On July 30, Nancy, the girls, and I hiked the Devils Garden Trail in Arches National Park. We got up early to avoid some of the heat (at least as much as you can in the Utah desert) and took all of the side trails so that we wouldn’t miss a single arch. It was a terrific hike — six miles or so through some of the most beautiful country you can find anywhere in the world.
Five days later, one of the largest of the Devils Garden arches, Wall Arch, collapsed. No one was injured, thank goodness, and no one actually saw it fall. But at dusk on August 4th it was there. The next morning it was gone. All that was left was a pile of rubble and two very unstable rock spurs on either side. That part of the trail is now closed until the rest of the arch falls and the danger of falling rock is passed.

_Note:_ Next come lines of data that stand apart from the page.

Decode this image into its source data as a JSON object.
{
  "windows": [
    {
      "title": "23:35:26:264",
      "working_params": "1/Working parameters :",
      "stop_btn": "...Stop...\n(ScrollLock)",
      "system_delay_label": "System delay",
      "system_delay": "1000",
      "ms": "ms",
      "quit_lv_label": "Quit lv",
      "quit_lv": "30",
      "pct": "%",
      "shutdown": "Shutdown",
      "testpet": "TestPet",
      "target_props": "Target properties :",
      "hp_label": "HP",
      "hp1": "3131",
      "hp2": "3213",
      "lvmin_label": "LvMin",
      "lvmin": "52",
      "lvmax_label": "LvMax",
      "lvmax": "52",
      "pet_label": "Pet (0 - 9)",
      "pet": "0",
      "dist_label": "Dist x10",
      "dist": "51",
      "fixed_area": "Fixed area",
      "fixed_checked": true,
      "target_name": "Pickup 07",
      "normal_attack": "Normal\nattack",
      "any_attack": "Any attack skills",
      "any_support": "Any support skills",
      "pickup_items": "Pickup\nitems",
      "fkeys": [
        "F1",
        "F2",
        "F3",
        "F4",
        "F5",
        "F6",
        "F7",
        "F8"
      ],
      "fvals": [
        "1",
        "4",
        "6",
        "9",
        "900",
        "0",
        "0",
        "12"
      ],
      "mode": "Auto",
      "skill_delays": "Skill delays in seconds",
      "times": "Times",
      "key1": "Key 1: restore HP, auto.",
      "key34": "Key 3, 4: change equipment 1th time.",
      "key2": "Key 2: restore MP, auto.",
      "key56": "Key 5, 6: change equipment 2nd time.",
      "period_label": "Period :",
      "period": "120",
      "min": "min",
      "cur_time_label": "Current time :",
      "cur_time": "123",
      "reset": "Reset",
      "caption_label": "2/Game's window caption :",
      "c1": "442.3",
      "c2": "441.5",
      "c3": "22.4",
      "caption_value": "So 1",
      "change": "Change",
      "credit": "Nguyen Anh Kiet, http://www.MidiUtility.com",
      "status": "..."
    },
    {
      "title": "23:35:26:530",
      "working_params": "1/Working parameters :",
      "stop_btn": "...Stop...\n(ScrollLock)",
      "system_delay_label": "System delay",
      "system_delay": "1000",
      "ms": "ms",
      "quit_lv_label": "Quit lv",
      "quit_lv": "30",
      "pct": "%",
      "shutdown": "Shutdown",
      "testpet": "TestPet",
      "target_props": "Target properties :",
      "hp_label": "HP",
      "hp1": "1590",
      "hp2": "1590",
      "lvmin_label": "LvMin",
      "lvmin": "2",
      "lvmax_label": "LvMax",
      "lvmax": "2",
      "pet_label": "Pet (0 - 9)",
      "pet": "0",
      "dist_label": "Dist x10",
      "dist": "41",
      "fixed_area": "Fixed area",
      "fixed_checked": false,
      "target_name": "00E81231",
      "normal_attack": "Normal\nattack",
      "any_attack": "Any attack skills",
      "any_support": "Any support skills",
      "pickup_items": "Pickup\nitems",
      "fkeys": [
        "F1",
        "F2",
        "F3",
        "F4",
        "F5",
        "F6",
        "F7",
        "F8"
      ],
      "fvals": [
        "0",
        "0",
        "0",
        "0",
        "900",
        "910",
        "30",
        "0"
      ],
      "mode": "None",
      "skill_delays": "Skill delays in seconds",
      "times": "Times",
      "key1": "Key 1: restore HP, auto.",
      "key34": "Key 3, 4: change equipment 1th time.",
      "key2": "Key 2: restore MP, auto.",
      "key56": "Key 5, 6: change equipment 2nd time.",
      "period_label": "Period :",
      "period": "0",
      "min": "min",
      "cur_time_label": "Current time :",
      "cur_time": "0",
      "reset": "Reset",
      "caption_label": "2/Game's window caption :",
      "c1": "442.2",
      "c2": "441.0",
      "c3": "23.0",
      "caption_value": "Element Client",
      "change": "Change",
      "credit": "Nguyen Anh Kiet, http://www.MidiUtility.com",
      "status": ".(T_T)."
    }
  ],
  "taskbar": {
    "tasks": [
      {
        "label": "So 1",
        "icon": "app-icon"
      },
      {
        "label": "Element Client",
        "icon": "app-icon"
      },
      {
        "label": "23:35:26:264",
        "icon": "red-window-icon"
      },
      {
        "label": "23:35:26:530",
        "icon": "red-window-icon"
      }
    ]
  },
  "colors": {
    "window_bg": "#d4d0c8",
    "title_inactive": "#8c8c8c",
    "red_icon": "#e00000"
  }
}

We were lucky that we got to see the arch at all — my photographs of Wall Arch are probably among the last ever taken. Sure it was five days. But in geological terms, we missed the collapse by the blink of an eye.
In a way, this was a very sad event in the history of the park, which has long been one of my favorites. (I first visited Arches in 1985, returned there in 1987, and then finally got back again this year.) Each of the arches is like a museum piece: unique, irreplaceable. On the other hand, the fall of Wall Arch is illustrative of something fundamental to the personality of this park, and, in a larger sense, the entire Moab area. The desert appears static at first glance. It’s rock and sand and stunted trees. But Arches and Canyonlands, as well as Zion and Bryce and Capitol Reef and all those other desert parks in southern Utah are constantly changing. Wind, rain, snow, temperatures that range from winter lows in the single digits to summer highs in excess of 110 degrees are continually reshaping the landscape. When you look at the fragile beauty of Landscape Arch, the graceful curve of Delicate Arch, the complexity of Double Arch, you start to realize that these things could come down at any moment. It’s not surprising that Wall Arch fell. What’s truly amazing is that these others are still standing. The same processes that created the arches destroy them. And these same forces are constantly creating more arches. That’s a slower process, of course, but it’s happening all the time.
For my Aussie friends, it’s much like the collapse of one of the 12 Apostles a few years back. We got to the Ocean Road too late to see that one, and also too late to see London Bridge (another coastal rock formation) in its original glory. Those cliff faces are constantly eroding. There will be more apostles to replace those that are lost.
I’m sad that the arch is gone, that I’ll never see it again. But I also find it reassuring in a way. I want to go back to Arches — I intend to return there again and again. It’s kind of cool to know that a place that seems to be utterly static year after year, is actually changing all the time.